* WORK TASK: Line by line, count where the string "likes" appears in the listing, then give the number of such lines alone.
--- DATA Enclosed Below ---
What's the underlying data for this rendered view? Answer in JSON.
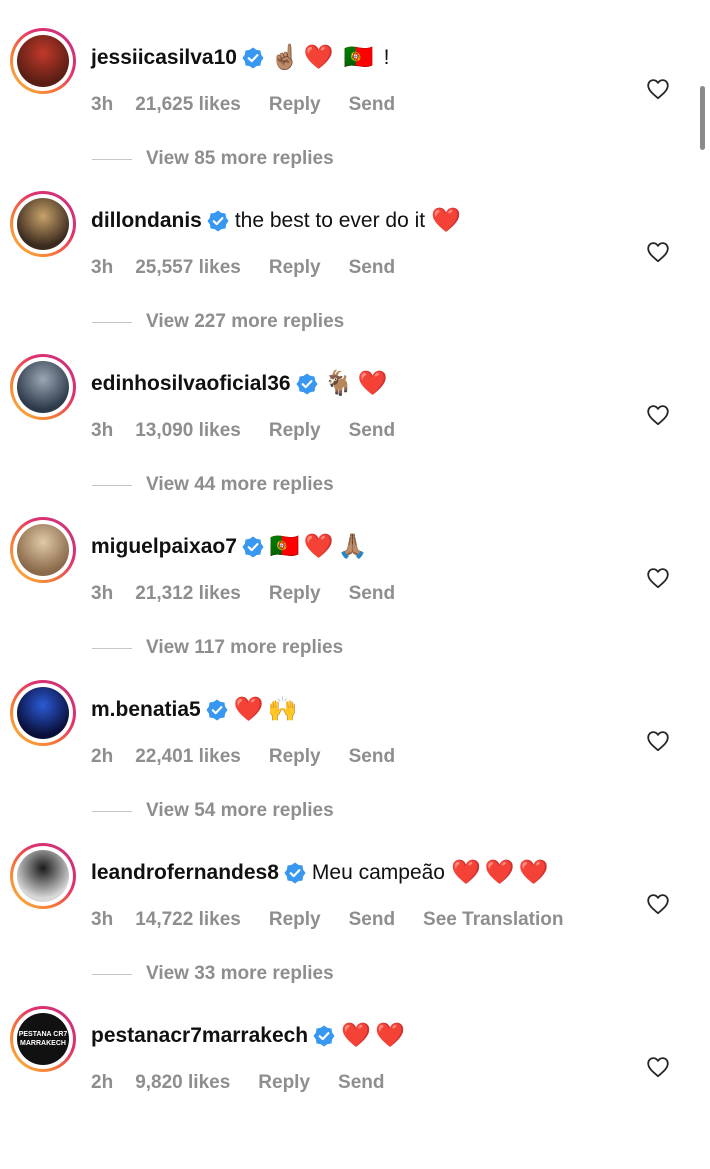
{
  "comments": [
    {
      "username": "jessiicasilva10",
      "text": "",
      "emojis": [
        "☝🏽",
        "❤️",
        "🇵🇹"
      ],
      "trailing": "!",
      "time": "3h",
      "likes": "21,625 likes",
      "reply": "Reply",
      "send": "Send",
      "see_translation": "",
      "view_replies": "View 85 more replies",
      "avatar_colors": [
        "#5a1e14",
        "#c0392b"
      ]
    },
    {
      "username": "dillondanis",
      "text": "the best to ever do it",
      "emojis": [
        "❤️"
      ],
      "trailing": "",
      "time": "3h",
      "likes": "25,557 likes",
      "reply": "Reply",
      "send": "Send",
      "see_translation": "",
      "view_replies": "View 227 more replies",
      "avatar_colors": [
        "#3b2a1e",
        "#c8a36a"
      ]
    },
    {
      "username": "edinhosilvaoficial36",
      "text": "",
      "emojis": [
        "🐐",
        "❤️"
      ],
      "trailing": "",
      "time": "3h",
      "likes": "13,090 likes",
      "reply": "Reply",
      "send": "Send",
      "see_translation": "",
      "view_replies": "View 44 more replies",
      "avatar_colors": [
        "#2d3a4a",
        "#9aa7b4"
      ]
    },
    {
      "username": "miguelpaixao7",
      "text": "",
      "emojis": [
        "🇵🇹",
        "❤️",
        "🙏🏽"
      ],
      "trailing": "",
      "time": "3h",
      "likes": "21,312 likes",
      "reply": "Reply",
      "send": "Send",
      "see_translation": "",
      "view_replies": "View 117 more replies",
      "avatar_colors": [
        "#8a6a4a",
        "#e0c9a8"
      ]
    },
    {
      "username": "m.benatia5",
      "text": "",
      "emojis": [
        "❤️",
        "🙌"
      ],
      "trailing": "",
      "time": "2h",
      "likes": "22,401 likes",
      "reply": "Reply",
      "send": "Send",
      "see_translation": "",
      "view_replies": "View 54 more replies",
      "avatar_colors": [
        "#0a0f3a",
        "#2b5bd6"
      ]
    },
    {
      "username": "leandrofernandes8",
      "text": "Meu campeão",
      "emojis": [
        "❤️",
        "❤️",
        "❤️"
      ],
      "trailing": "",
      "time": "3h",
      "likes": "14,722 likes",
      "reply": "Reply",
      "send": "Send",
      "see_translation": "See Translation",
      "view_replies": "View 33 more replies",
      "avatar_colors": [
        "#d8d8d8",
        "#1a1a1a"
      ]
    },
    {
      "username": "pestanacr7marrakech",
      "text": "",
      "emojis": [
        "❤️",
        "❤️"
      ],
      "trailing": "",
      "time": "2h",
      "likes": "9,820 likes",
      "reply": "Reply",
      "send": "Send",
      "see_translation": "",
      "view_replies": "",
      "avatar_colors": [
        "#111111",
        "#111111"
      ],
      "avatar_text": "PESTANA CR7\nMARRAKECH"
    }
  ],
  "colors": {
    "verified": "#3897f0",
    "meta_text": "#8e8e8e",
    "heart_icon": "#262626"
  },
  "icons": {
    "verified": "verified-badge-icon",
    "like": "heart-outline-icon"
  }
}
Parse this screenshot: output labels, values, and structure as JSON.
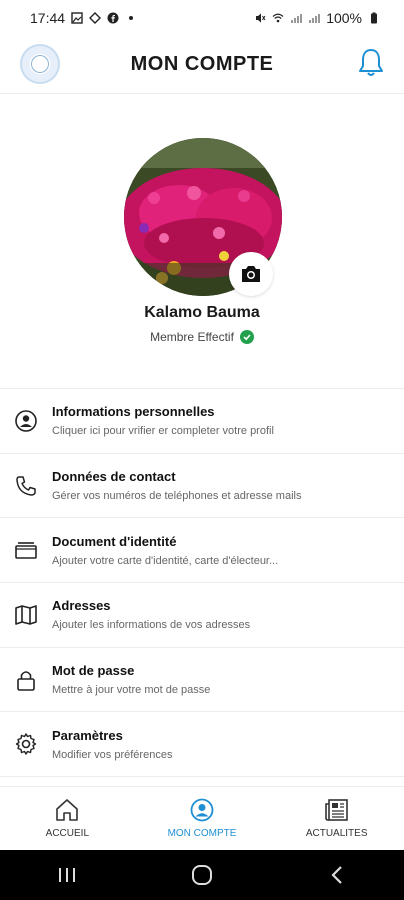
{
  "status_bar": {
    "time": "17:44",
    "battery": "100%",
    "icons_left": [
      "gallery-icon",
      "cast-icon",
      "facebook-icon",
      "dot-icon"
    ],
    "icons_right": [
      "mute-icon",
      "wifi-icon",
      "signal-icon",
      "signal-icon",
      "battery-icon"
    ]
  },
  "header": {
    "title": "MON COMPTE",
    "logo": "organization-logo",
    "bell_icon": "bell-icon"
  },
  "profile": {
    "name": "Kalamo Bauma",
    "status": "Membre Effectif",
    "verified_icon": "check-circle-icon",
    "camera_icon": "camera-icon"
  },
  "menu": {
    "items": [
      {
        "icon": "user-circle-icon",
        "title": "Informations personnelles",
        "subtitle": "Cliquer ici pour vrifier er completer votre profil"
      },
      {
        "icon": "phone-icon",
        "title": "Données de contact",
        "subtitle": "Gérer vos numéros de teléphones et adresse mails"
      },
      {
        "icon": "id-card-icon",
        "title": "Document d'identité",
        "subtitle": "Ajouter votre carte d'identité, carte d'électeur..."
      },
      {
        "icon": "map-icon",
        "title": "Adresses",
        "subtitle": "Ajouter les informations de vos adresses"
      },
      {
        "icon": "lock-icon",
        "title": "Mot de passe",
        "subtitle": "Mettre à jour votre mot de passe"
      },
      {
        "icon": "gear-icon",
        "title": "Paramètres",
        "subtitle": "Modifier vos préférences"
      }
    ]
  },
  "bottom_nav": {
    "items": [
      {
        "icon": "home-icon",
        "label": "ACCUEIL",
        "active": false
      },
      {
        "icon": "account-icon",
        "label": "MON COMPTE",
        "active": true
      },
      {
        "icon": "newspaper-icon",
        "label": "ACTUALITES",
        "active": false
      }
    ]
  },
  "colors": {
    "accent": "#1f8fd3",
    "verified": "#22a04b",
    "divider": "#ececec"
  }
}
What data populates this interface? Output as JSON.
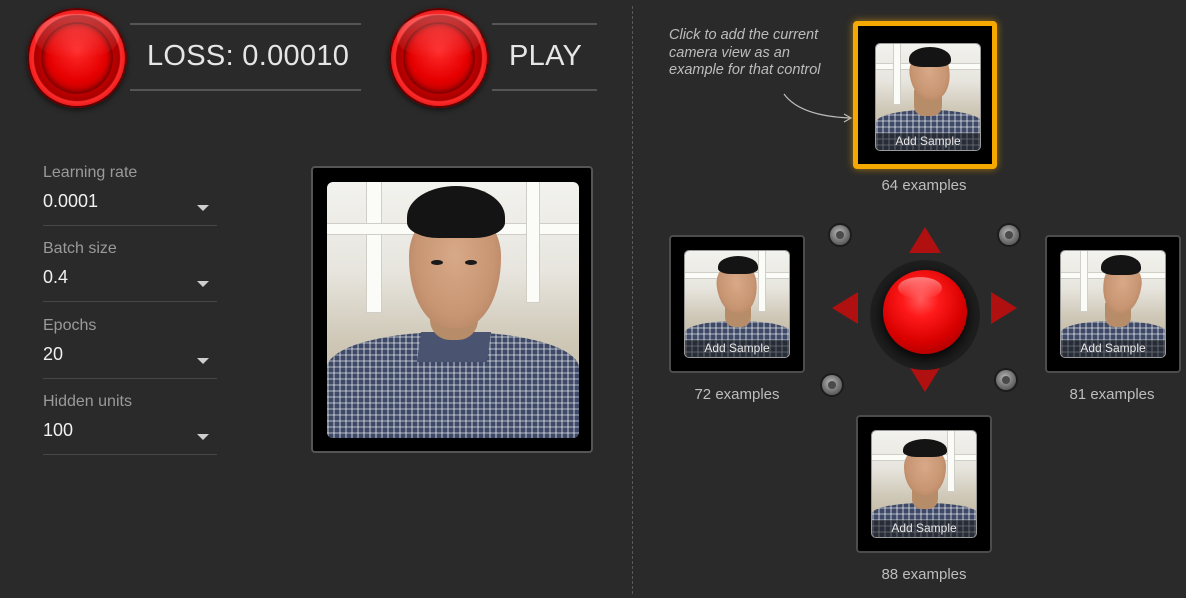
{
  "header": {
    "loss_label": "LOSS: 0.00010",
    "play_label": "PLAY"
  },
  "controls": [
    {
      "label": "Learning rate",
      "value": "0.0001"
    },
    {
      "label": "Batch size",
      "value": "0.4"
    },
    {
      "label": "Epochs",
      "value": "20"
    },
    {
      "label": "Hidden units",
      "value": "100"
    }
  ],
  "hint": {
    "text": "Click to add the current camera view as an example for that control"
  },
  "samples": {
    "up": {
      "button": "Add Sample",
      "count": "64 examples"
    },
    "left": {
      "button": "Add Sample",
      "count": "72 examples"
    },
    "right": {
      "button": "Add Sample",
      "count": "81 examples"
    },
    "down": {
      "button": "Add Sample",
      "count": "88 examples"
    }
  },
  "icons": {
    "train_button": "red-record-button-icon",
    "play_button": "red-record-button-icon",
    "dropdown": "chevron-down-icon",
    "direction_up": "arrow-up-icon",
    "direction_down": "arrow-down-icon",
    "direction_left": "arrow-left-icon",
    "direction_right": "arrow-right-icon",
    "controller_center": "red-joystick-button-icon"
  },
  "colors": {
    "background": "#2a2a2a",
    "accent_red": "#e00000",
    "selected_border": "#f5a800"
  }
}
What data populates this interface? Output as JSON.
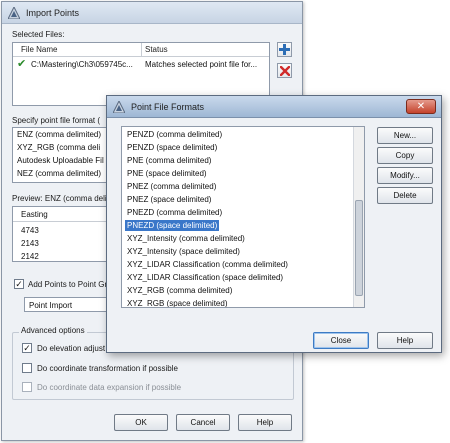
{
  "import_dialog": {
    "title": "Import Points",
    "selected_files_label": "Selected Files:",
    "columns": [
      "File Name",
      "Status"
    ],
    "files": [
      {
        "name": "C:\\Mastering\\Ch3\\059745c...",
        "status": "Matches selected point file for..."
      }
    ],
    "format_label": "Specify point file format (",
    "formats_visible": [
      "ENZ (comma delimited)",
      "XYZ_RGB (comma deli",
      "Autodesk Uploadable Fil",
      "NEZ (comma delimited)"
    ],
    "preview_label": "Preview: ENZ (comma deli",
    "preview_header": "Easting",
    "preview_rows": [
      "4743",
      "2143",
      "2142"
    ],
    "add_points_label": "Add Points to Point Gr",
    "add_points_checked": "✓",
    "point_group_value": "Point Import",
    "advanced_label": "Advanced options",
    "opt_elevation": "Do elevation adjust",
    "opt_elevation_checked": "✓",
    "opt_transform": "Do coordinate transformation if possible",
    "opt_expansion": "Do coordinate data expansion if possible",
    "ok_label": "OK",
    "cancel_label": "Cancel",
    "help_label": "Help"
  },
  "formats_dialog": {
    "title": "Point File Formats",
    "close_symbol": "✕",
    "items": [
      "PENZD (comma delimited)",
      "PENZD (space delimited)",
      "PNE (comma delimited)",
      "PNE (space delimited)",
      "PNEZ (comma delimited)",
      "PNEZ (space delimited)",
      "PNEZD (comma delimited)",
      "PNEZD (space delimited)",
      "XYZ_Intensity (comma delimited)",
      "XYZ_Intensity (space delimited)",
      "XYZ_LIDAR Classification (comma delimited)",
      "XYZ_LIDAR Classification (space delimited)",
      "XYZ_RGB (comma delimited)",
      "XYZ_RGB (space delimited)"
    ],
    "selected_index": 7,
    "new_label": "New...",
    "copy_label": "Copy",
    "modify_label": "Modify...",
    "delete_label": "Delete",
    "close_label": "Close",
    "help_label": "Help"
  },
  "colors": {
    "selection": "#3a77c9",
    "check": "#2a8a2a",
    "remove": "#d02a2a",
    "add": "#2c6db5"
  }
}
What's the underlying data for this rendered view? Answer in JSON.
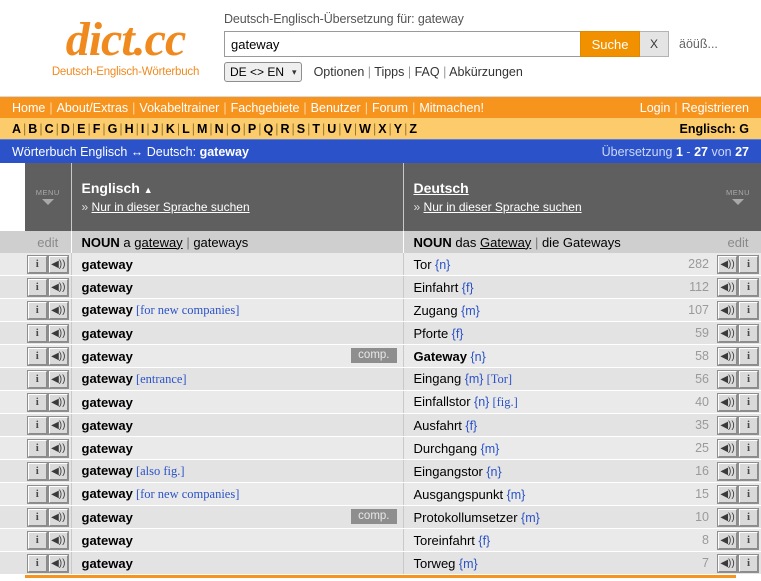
{
  "brand": {
    "name": "dict.cc",
    "tagline": "Deutsch-Englisch-Wörterbuch"
  },
  "search": {
    "caption": "Deutsch-Englisch-Übersetzung für: gateway",
    "value": "gateway",
    "placeholder": "",
    "submit_label": "Suche",
    "clear_label": "X",
    "umlaut_label": "äöüß...",
    "lang_pair": "DE <> EN",
    "links": [
      "Optionen",
      "Tipps",
      "FAQ",
      "Abkürzungen"
    ]
  },
  "nav": {
    "left": [
      "Home",
      "About/Extras",
      "Vokabeltrainer",
      "Fachgebiete",
      "Benutzer",
      "Forum",
      "Mitmachen!"
    ],
    "right": [
      "Login",
      "Registrieren"
    ]
  },
  "alphabet": {
    "letters": [
      "A",
      "B",
      "C",
      "D",
      "E",
      "F",
      "G",
      "H",
      "I",
      "J",
      "K",
      "L",
      "M",
      "N",
      "O",
      "P",
      "Q",
      "R",
      "S",
      "T",
      "U",
      "V",
      "W",
      "X",
      "Y",
      "Z"
    ],
    "current": "G",
    "right_label": "Englisch: G"
  },
  "titlebar": {
    "left_prefix": "Wörterbuch Englisch ↔ Deutsch:",
    "left_term": "gateway",
    "right_label": "Übersetzung",
    "right_from": "1",
    "right_dash": "-",
    "right_to": "27",
    "right_of": "von",
    "right_total": "27"
  },
  "columns": {
    "menu_label": "MENU",
    "left": {
      "title": "Englisch",
      "sort_indicator": "▲",
      "sub_link": "Nur in dieser Sprache suchen",
      "bullet": "»"
    },
    "right": {
      "title": "Deutsch",
      "sort_indicator": "",
      "sub_link": "Nur in dieser Sprache suchen",
      "bullet": "»"
    }
  },
  "noun_row": {
    "edit_left": "edit",
    "edit_right": "edit",
    "en_pos": "NOUN",
    "en_article": "a",
    "en_singular": "gateway",
    "en_sep": "|",
    "en_plural": "gateways",
    "de_pos": "NOUN",
    "de_article": "das",
    "de_singular": "Gateway",
    "de_sep": "|",
    "de_plural": "die Gateways"
  },
  "icons": {
    "info": "i",
    "speaker": "◀))"
  },
  "results": [
    {
      "en": "gateway",
      "en_note": "",
      "badge": "",
      "de": "Tor",
      "gender": "{n}",
      "de_note": "",
      "count": "282",
      "bold_de": false
    },
    {
      "en": "gateway",
      "en_note": "",
      "badge": "",
      "de": "Einfahrt",
      "gender": "{f}",
      "de_note": "",
      "count": "112",
      "bold_de": false
    },
    {
      "en": "gateway",
      "en_note": "[for new companies]",
      "badge": "",
      "de": "Zugang",
      "gender": "{m}",
      "de_note": "",
      "count": "107",
      "bold_de": false
    },
    {
      "en": "gateway",
      "en_note": "",
      "badge": "",
      "de": "Pforte",
      "gender": "{f}",
      "de_note": "",
      "count": "59",
      "bold_de": false
    },
    {
      "en": "gateway",
      "en_note": "",
      "badge": "comp.",
      "de": "Gateway",
      "gender": "{n}",
      "de_note": "",
      "count": "58",
      "bold_de": true
    },
    {
      "en": "gateway",
      "en_note": "[entrance]",
      "badge": "",
      "de": "Eingang",
      "gender": "{m}",
      "de_note": "[Tor]",
      "count": "56",
      "bold_de": false
    },
    {
      "en": "gateway",
      "en_note": "",
      "badge": "",
      "de": "Einfallstor",
      "gender": "{n}",
      "de_note": "[fig.]",
      "count": "40",
      "bold_de": false
    },
    {
      "en": "gateway",
      "en_note": "",
      "badge": "",
      "de": "Ausfahrt",
      "gender": "{f}",
      "de_note": "",
      "count": "35",
      "bold_de": false
    },
    {
      "en": "gateway",
      "en_note": "",
      "badge": "",
      "de": "Durchgang",
      "gender": "{m}",
      "de_note": "",
      "count": "25",
      "bold_de": false
    },
    {
      "en": "gateway",
      "en_note": "[also fig.]",
      "badge": "",
      "de": "Eingangstor",
      "gender": "{n}",
      "de_note": "",
      "count": "16",
      "bold_de": false
    },
    {
      "en": "gateway",
      "en_note": "[for new companies]",
      "badge": "",
      "de": "Ausgangspunkt",
      "gender": "{m}",
      "de_note": "",
      "count": "15",
      "bold_de": false
    },
    {
      "en": "gateway",
      "en_note": "",
      "badge": "comp.",
      "de": "Protokollumsetzer",
      "gender": "{m}",
      "de_note": "",
      "count": "10",
      "bold_de": false
    },
    {
      "en": "gateway",
      "en_note": "",
      "badge": "",
      "de": "Toreinfahrt",
      "gender": "{f}",
      "de_note": "",
      "count": "8",
      "bold_de": false
    },
    {
      "en": "gateway",
      "en_note": "",
      "badge": "",
      "de": "Torweg",
      "gender": "{m}",
      "de_note": "",
      "count": "7",
      "bold_de": false
    }
  ],
  "colors": {
    "brand_orange": "#F7941D",
    "alpha_bar": "#FCCB6B",
    "title_blue": "#2B52C8",
    "header_gray": "#5F5F5F"
  }
}
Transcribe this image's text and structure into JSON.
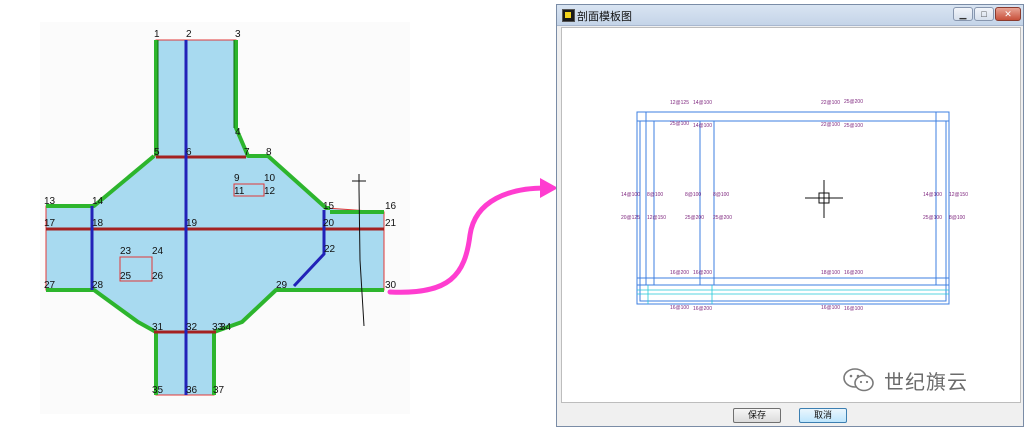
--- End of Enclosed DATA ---
* ANSWER TO THE EXERCISE: 7